Each entry shown below is to be reproduced exactly.

** Source data follows **

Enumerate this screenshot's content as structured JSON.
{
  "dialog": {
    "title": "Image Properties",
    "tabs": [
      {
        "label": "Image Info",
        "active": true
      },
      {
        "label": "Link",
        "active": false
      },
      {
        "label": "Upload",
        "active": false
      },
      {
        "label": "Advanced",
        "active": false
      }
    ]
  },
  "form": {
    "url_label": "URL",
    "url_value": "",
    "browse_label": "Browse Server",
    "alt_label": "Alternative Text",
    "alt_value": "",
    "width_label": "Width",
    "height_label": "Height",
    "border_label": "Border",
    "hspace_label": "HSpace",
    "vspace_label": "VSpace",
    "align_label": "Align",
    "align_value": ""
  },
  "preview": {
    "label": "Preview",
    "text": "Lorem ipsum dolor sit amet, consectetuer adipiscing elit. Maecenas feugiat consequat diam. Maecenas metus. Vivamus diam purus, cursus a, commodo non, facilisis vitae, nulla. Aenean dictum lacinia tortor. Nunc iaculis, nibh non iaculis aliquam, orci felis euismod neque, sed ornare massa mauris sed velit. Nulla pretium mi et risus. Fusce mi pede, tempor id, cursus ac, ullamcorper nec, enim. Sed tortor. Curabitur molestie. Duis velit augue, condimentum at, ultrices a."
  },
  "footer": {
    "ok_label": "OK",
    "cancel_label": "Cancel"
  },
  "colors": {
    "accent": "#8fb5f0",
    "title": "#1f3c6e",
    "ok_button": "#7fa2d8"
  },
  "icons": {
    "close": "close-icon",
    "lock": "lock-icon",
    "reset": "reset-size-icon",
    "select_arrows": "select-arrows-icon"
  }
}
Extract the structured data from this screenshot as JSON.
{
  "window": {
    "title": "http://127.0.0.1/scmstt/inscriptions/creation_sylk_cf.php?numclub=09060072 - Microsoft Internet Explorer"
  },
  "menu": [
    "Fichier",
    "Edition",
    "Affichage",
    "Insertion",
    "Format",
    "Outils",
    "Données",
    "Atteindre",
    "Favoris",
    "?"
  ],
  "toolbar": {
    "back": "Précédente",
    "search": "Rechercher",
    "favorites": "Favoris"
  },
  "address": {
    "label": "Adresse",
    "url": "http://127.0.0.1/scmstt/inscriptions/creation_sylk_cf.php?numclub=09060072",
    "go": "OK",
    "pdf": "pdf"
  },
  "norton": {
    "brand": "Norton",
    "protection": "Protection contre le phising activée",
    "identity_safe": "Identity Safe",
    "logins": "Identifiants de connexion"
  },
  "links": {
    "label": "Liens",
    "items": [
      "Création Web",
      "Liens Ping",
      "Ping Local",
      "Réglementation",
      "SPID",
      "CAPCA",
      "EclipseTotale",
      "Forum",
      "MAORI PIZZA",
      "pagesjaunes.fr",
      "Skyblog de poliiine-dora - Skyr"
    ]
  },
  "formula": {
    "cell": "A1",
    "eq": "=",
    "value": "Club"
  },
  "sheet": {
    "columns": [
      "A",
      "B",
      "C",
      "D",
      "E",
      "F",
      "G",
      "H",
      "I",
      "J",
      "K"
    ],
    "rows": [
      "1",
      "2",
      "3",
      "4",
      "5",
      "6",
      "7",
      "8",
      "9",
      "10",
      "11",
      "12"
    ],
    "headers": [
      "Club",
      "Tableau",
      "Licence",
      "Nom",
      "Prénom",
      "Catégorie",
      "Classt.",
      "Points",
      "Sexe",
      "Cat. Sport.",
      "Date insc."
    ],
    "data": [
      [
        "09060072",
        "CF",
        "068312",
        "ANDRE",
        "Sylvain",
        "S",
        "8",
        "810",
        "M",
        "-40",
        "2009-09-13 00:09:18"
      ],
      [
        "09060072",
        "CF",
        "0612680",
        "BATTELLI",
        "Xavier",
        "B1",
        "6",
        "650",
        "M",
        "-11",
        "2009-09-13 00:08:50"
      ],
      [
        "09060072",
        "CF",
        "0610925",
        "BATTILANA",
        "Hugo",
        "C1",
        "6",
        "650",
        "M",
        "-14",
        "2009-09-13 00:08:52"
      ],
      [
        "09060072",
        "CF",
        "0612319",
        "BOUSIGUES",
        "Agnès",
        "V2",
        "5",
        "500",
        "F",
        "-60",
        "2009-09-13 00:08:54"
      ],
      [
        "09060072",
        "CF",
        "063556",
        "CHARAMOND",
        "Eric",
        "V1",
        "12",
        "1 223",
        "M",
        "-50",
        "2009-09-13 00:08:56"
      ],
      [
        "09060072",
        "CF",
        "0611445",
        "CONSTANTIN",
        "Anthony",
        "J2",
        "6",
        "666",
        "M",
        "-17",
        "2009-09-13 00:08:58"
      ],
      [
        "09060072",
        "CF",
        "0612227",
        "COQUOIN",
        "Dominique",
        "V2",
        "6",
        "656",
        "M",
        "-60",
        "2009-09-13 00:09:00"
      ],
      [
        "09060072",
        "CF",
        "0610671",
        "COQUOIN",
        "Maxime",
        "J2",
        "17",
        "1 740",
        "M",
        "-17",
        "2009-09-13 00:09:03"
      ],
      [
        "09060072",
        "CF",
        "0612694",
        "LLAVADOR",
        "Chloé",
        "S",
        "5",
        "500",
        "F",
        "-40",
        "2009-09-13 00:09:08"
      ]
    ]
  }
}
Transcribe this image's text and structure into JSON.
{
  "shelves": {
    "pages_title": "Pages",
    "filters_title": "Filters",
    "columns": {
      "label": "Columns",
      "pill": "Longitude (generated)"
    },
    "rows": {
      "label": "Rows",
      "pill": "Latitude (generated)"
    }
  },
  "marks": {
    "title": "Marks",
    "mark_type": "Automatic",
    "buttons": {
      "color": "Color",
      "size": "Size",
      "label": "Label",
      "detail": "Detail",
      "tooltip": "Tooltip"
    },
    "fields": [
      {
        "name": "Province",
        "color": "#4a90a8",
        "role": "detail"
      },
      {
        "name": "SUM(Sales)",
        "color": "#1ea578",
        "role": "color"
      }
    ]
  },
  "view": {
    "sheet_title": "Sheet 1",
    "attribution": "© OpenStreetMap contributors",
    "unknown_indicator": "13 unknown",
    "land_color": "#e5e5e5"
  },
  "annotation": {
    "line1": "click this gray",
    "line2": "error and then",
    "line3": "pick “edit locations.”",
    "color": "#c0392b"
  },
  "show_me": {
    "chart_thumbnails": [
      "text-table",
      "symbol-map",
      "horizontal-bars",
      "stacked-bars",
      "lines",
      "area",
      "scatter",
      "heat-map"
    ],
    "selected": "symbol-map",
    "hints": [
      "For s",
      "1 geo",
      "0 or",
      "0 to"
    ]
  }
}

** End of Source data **

:: Solution ::
Enumerate this screenshot's content as structured JSON.
{
  "dialog": {
    "title": "Image Properties",
    "tabs": [
      {
        "label": "Image Info",
        "active": true
      },
      {
        "label": "Link",
        "active": false
      },
      {
        "label": "Upload",
        "active": false
      },
      {
        "label": "Advanced",
        "active": false
      }
    ]
  },
  "form": {
    "url_label": "URL",
    "url_value": "",
    "browse_label": "Browse Server",
    "alt_label": "Alternative Text",
    "alt_value": "",
    "width_label": "Width",
    "height_label": "Height",
    "border_label": "Border",
    "hspace_label": "HSpace",
    "vspace_label": "VSpace",
    "align_label": "Align",
    "align_value": ""
  },
  "preview": {
    "label": "Preview",
    "text": "Lorem ipsum dolor sit amet, consectetuer adipiscing elit. Maecenas feugiat consequat diam. Maecenas metus. Vivamus diam purus, cursus a, commodo non, facilisis vitae, nulla. Aenean dictum lacinia tortor. Nunc iaculis, nibh non iaculis aliquam, orci felis euismod neque, sed ornare massa mauris sed velit. Nulla pretium mi et risus. Fusce mi pede, tempor id, cursus ac, ullamcorper nec, enim. Sed tortor. Curabitur molestie. Duis velit augue, condimentum at, ultrices a."
  },
  "footer": {
    "ok_label": "OK",
    "cancel_label": "Cancel"
  },
  "colors": {
    "accent": "#8fb5f0",
    "title": "#1f3c6e",
    "ok_button": "#7fa2d8"
  },
  "icons": {
    "close": "close-icon",
    "lock": "lock-icon",
    "reset": "reset-size-icon",
    "select_arrows": "select-arrows-icon"
  }
}
Extract the structured data from this screenshot as JSON.
{
  "window": {
    "title": "http://127.0.0.1/scmstt/inscriptions/creation_sylk_cf.php?numclub=09060072 - Microsoft Internet Explorer"
  },
  "menu": [
    "Fichier",
    "Edition",
    "Affichage",
    "Insertion",
    "Format",
    "Outils",
    "Données",
    "Atteindre",
    "Favoris",
    "?"
  ],
  "toolbar": {
    "back": "Précédente",
    "search": "Rechercher",
    "favorites": "Favoris"
  },
  "address": {
    "label": "Adresse",
    "url": "http://127.0.0.1/scmstt/inscriptions/creation_sylk_cf.php?numclub=09060072",
    "go": "OK",
    "pdf": "pdf"
  },
  "norton": {
    "brand": "Norton",
    "protection": "Protection contre le phising activée",
    "identity_safe": "Identity Safe",
    "logins": "Identifiants de connexion"
  },
  "links": {
    "label": "Liens",
    "items": [
      "Création Web",
      "Liens Ping",
      "Ping Local",
      "Réglementation",
      "SPID",
      "CAPCA",
      "EclipseTotale",
      "Forum",
      "MAORI PIZZA",
      "pagesjaunes.fr",
      "Skyblog de poliiine-dora - Skyr"
    ]
  },
  "formula": {
    "cell": "A1",
    "eq": "=",
    "value": "Club"
  },
  "sheet": {
    "columns": [
      "A",
      "B",
      "C",
      "D",
      "E",
      "F",
      "G",
      "H",
      "I",
      "J",
      "K"
    ],
    "rows": [
      "1",
      "2",
      "3",
      "4",
      "5",
      "6",
      "7",
      "8",
      "9",
      "10",
      "11",
      "12"
    ],
    "headers": [
      "Club",
      "Tableau",
      "Licence",
      "Nom",
      "Prénom",
      "Catégorie",
      "Classt.",
      "Points",
      "Sexe",
      "Cat. Sport.",
      "Date insc."
    ],
    "data": [
      [
        "09060072",
        "CF",
        "068312",
        "ANDRE",
        "Sylvain",
        "S",
        "8",
        "810",
        "M",
        "-40",
        "2009-09-13 00:09:18"
      ],
      [
        "09060072",
        "CF",
        "0612680",
        "BATTELLI",
        "Xavier",
        "B1",
        "6",
        "650",
        "M",
        "-11",
        "2009-09-13 00:08:50"
      ],
      [
        "09060072",
        "CF",
        "0610925",
        "BATTILANA",
        "Hugo",
        "C1",
        "6",
        "650",
        "M",
        "-14",
        "2009-09-13 00:08:52"
      ],
      [
        "09060072",
        "CF",
        "0612319",
        "BOUSIGUES",
        "Agnès",
        "V2",
        "5",
        "500",
        "F",
        "-60",
        "2009-09-13 00:08:54"
      ],
      [
        "09060072",
        "CF",
        "063556",
        "CHARAMOND",
        "Eric",
        "V1",
        "12",
        "1 223",
        "M",
        "-50",
        "2009-09-13 00:08:56"
      ],
      [
        "09060072",
        "CF",
        "0611445",
        "CONSTANTIN",
        "Anthony",
        "J2",
        "6",
        "666",
        "M",
        "-17",
        "2009-09-13 00:08:58"
      ],
      [
        "09060072",
        "CF",
        "0612227",
        "COQUOIN",
        "Dominique",
        "V2",
        "6",
        "656",
        "M",
        "-60",
        "2009-09-13 00:09:00"
      ],
      [
        "09060072",
        "CF",
        "0610671",
        "COQUOIN",
        "Maxime",
        "J2",
        "17",
        "1 740",
        "M",
        "-17",
        "2009-09-13 00:09:03"
      ],
      [
        "09060072",
        "CF",
        "0612694",
        "LLAVADOR",
        "Chloé",
        "S",
        "5",
        "500",
        "F",
        "-40",
        "2009-09-13 00:09:08"
      ]
    ]
  }
}
Transcribe this image's text and structure into JSON.
{
  "shelves": {
    "pages_title": "Pages",
    "filters_title": "Filters",
    "columns": {
      "label": "Columns",
      "pill": "Longitude (generated)"
    },
    "rows": {
      "label": "Rows",
      "pill": "Latitude (generated)"
    }
  },
  "marks": {
    "title": "Marks",
    "mark_type": "Automatic",
    "buttons": {
      "color": "Color",
      "size": "Size",
      "label": "Label",
      "detail": "Detail",
      "tooltip": "Tooltip"
    },
    "fields": [
      {
        "name": "Province",
        "color": "#4a90a8",
        "role": "detail"
      },
      {
        "name": "SUM(Sales)",
        "color": "#1ea578",
        "role": "color"
      }
    ]
  },
  "view": {
    "sheet_title": "Sheet 1",
    "attribution": "© OpenStreetMap contributors",
    "unknown_indicator": "13 unknown",
    "land_color": "#e5e5e5"
  },
  "annotation": {
    "line1": "click this gray",
    "line2": "error and then",
    "line3": "pick “edit locations.”",
    "color": "#c0392b"
  },
  "show_me": {
    "chart_thumbnails": [
      "text-table",
      "symbol-map",
      "horizontal-bars",
      "stacked-bars",
      "lines",
      "area",
      "scatter",
      "heat-map"
    ],
    "selected": "symbol-map",
    "hints": [
      "For s",
      "1 geo",
      "0 or",
      "0 to"
    ]
  }
}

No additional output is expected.